Formulation trials with Ibuprofen DC100 for direct compression
Before getting into the formulation trials with Ibuprofen, let’s have a look on the global importance of Ibuprofen. Indeed, Ibuprofen is a popular drug for treating for treating fever, pain or inflammation. In numbers the global Ibuprofen market is about USD573 million  with a steady rise and a CAGR of 4.8% . Generally, the drug uptake might be realized intravenously or orally. Keeping the oral uptake in focus, formulations of marketed products describe dosage forms, such as tablets, capsules, sachets or stick packs. By a matter of fact, most formulations are processed through compaction and compression of the drug in the solid dosage form. This is actually where Ibuprofen shows the main issue. Compression of Ibuprofen demands sophisticated treatment of the drug to achieve compressibility. Hence, long compression cycles are critical as the drug tends to stick after a while due to the low melting point and especially with using low compression forces leads into problems.
A simple attempt …
So, a simple attempt might obviously solve this issue. By granulating Ibuprofen, the drug is transferred into a novel physical form. Consequently, IPC Process-Center GmbH & Co. KG (Dresden/Germany) developed a granulation process on patented technology which allows granulation without further excipients.

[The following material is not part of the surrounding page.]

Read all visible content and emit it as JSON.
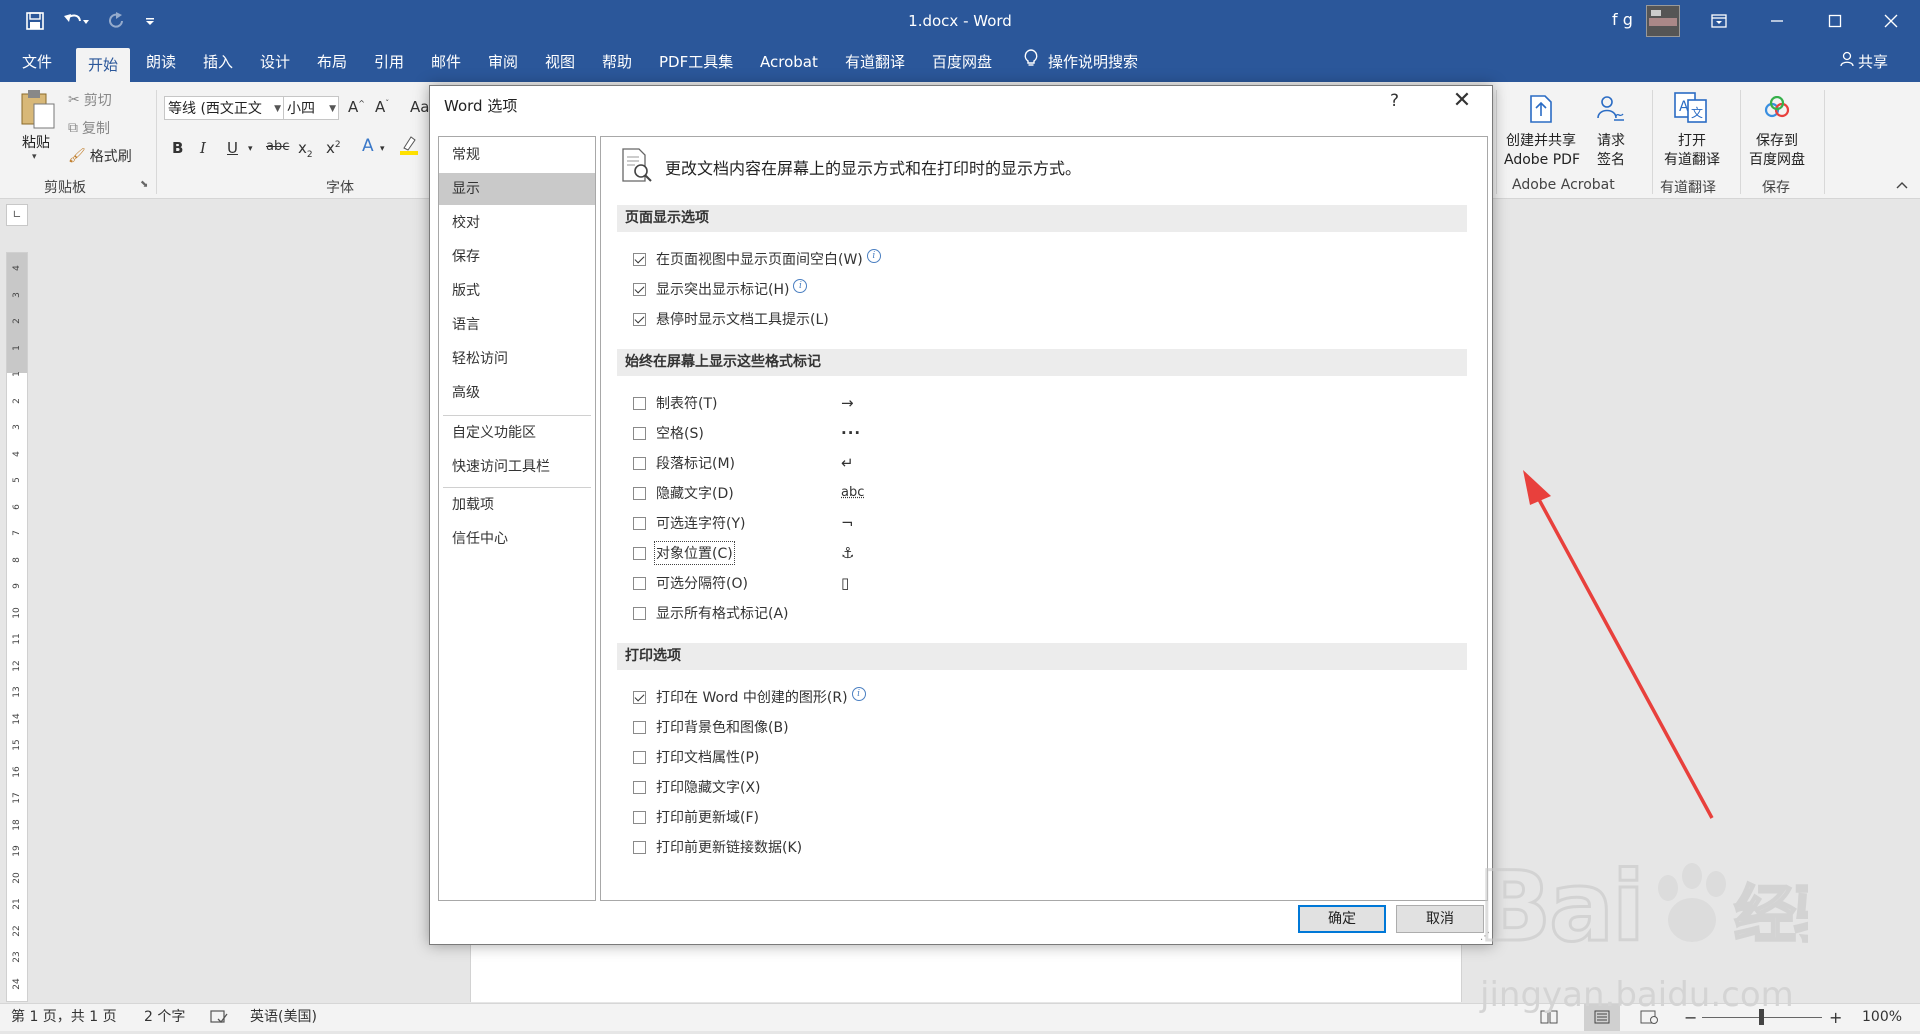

Thus, the chemical properties of Ibuprofen are not only unchanged – the new granule Ibuprofen DC100 can even be used to substitute conventional Ibuprofen in respective formulations while keeping the registered composition in the outer phase. Furthermore, granules are by nature better applicable for coating and layering processes with further excipients. Resultingly, this allows simplified taste-masking and targeted drug release profiles. A deeper insight into higher efficiency of production processed can be found in further application notes.
Ibuprofen shows stickiness behavior which stresses the compression process in tableting. Take the granulated Ibuprofen DC100 and get rid of that. It will also simplify further coating and layering.
Formulation trials with Ibuprofen
Let’s now compare tablet formulations of Ibuprofen and the granulated form of the drug, illustrated by Ibuprofen DC100. Thereby, a focus will be set on the compression runs, which turned out to be an issue of the conventional drug.
First, formulation 1 is an Ibuprofen common formulation including Microcrystalline Cellulose (MCC), Silica (SiO2), Magnesium Stearate (Mg Stearate) and a disintegrant. The composition can be found in table 1. Second, formulation 2 is based on the granulated form of the drug Ibuprofen DC100, employing MCC, SiO2, Mg Stearate and a disintegrant. As a result, both formulations will result in a tablet of about 250 mg in weight.
|Ibuprofen common formulation including MCC/SiO2/disintegrant
Table 1: formulation 1 based on conventional Ibuprofen.
Table 2: formulation 2 based on granulated Ibuprofen DC100.
Compression runs were conducted on both formulations. The results on the tablet mass, compression force fluctuation and crushing strength differ whereas formulation 2 clearly shows the better performance. In the same way, formulation 2 exhibits a lower compression force fluctuation and a lower crushing strength compared to formulation 1. In like manner the stickiness to the punch was investigated over a certain time frame. The conventional Ibuprofen in formulation 1 was observed for 5.5 hours and shows an increasing stickiness. After 5.5 hours the process was stopped. However, the granules from Ibuprofen DC100 in formulation 2 do not show any stickiness to the punch even after 10 hours. So, what is the effect of the obviously distinguishable stickiness character of both formulations?
|Tablet mass, S_rel (%)
|0.9 – 1.4
|0.4 – 0.8
|Compression force fluctuation
|Crushing strength, S_rel (%)
|Sticking to punch
|Increasing, process stopped after 5.5 hours
|no (after 10 h)
Table 3: Parameters of the compression runs.
Surface properties of Ibuprofen tablets
Shedding some light on the tablets’ surface, a more pronounced roughness is noted for formulation 1. Due to the absence of stickiness in formulation 2, the latter tablet’s surface seems more homogeneous with a clear and even structure. For instance, figure 1 shows the rough surface of formulation 1 on the left side, and the smooth surface of formulation 2 on the right side. Conversely, the punches carry more material when used for formulations 1 than for formulation 2. Obviously, there is a quality problem which might cause a lower yield of production due to a defective surface structure.
Finally, formulation trials with Ibuprofen DC100 for direct compression had been performed.
Apart from this study, formulations based on conventional Ibuprofen drug still make up most of the marketed products. Not only to point out further formulations options towards new and easier attempts, but also to emphasis the advantages of granulated drugs, the processing characteristics are investigated.
Especially, granulated Ibuprofen DC100 – as a different physical form of that drug – allows easier compression in production cycles. Thus, it avoids main drug issues such as stickiness during compression. Above all it might reduce loss in yield. Therefore, Ibuprofen DC100 might turn out to be the better drug for oral formulations.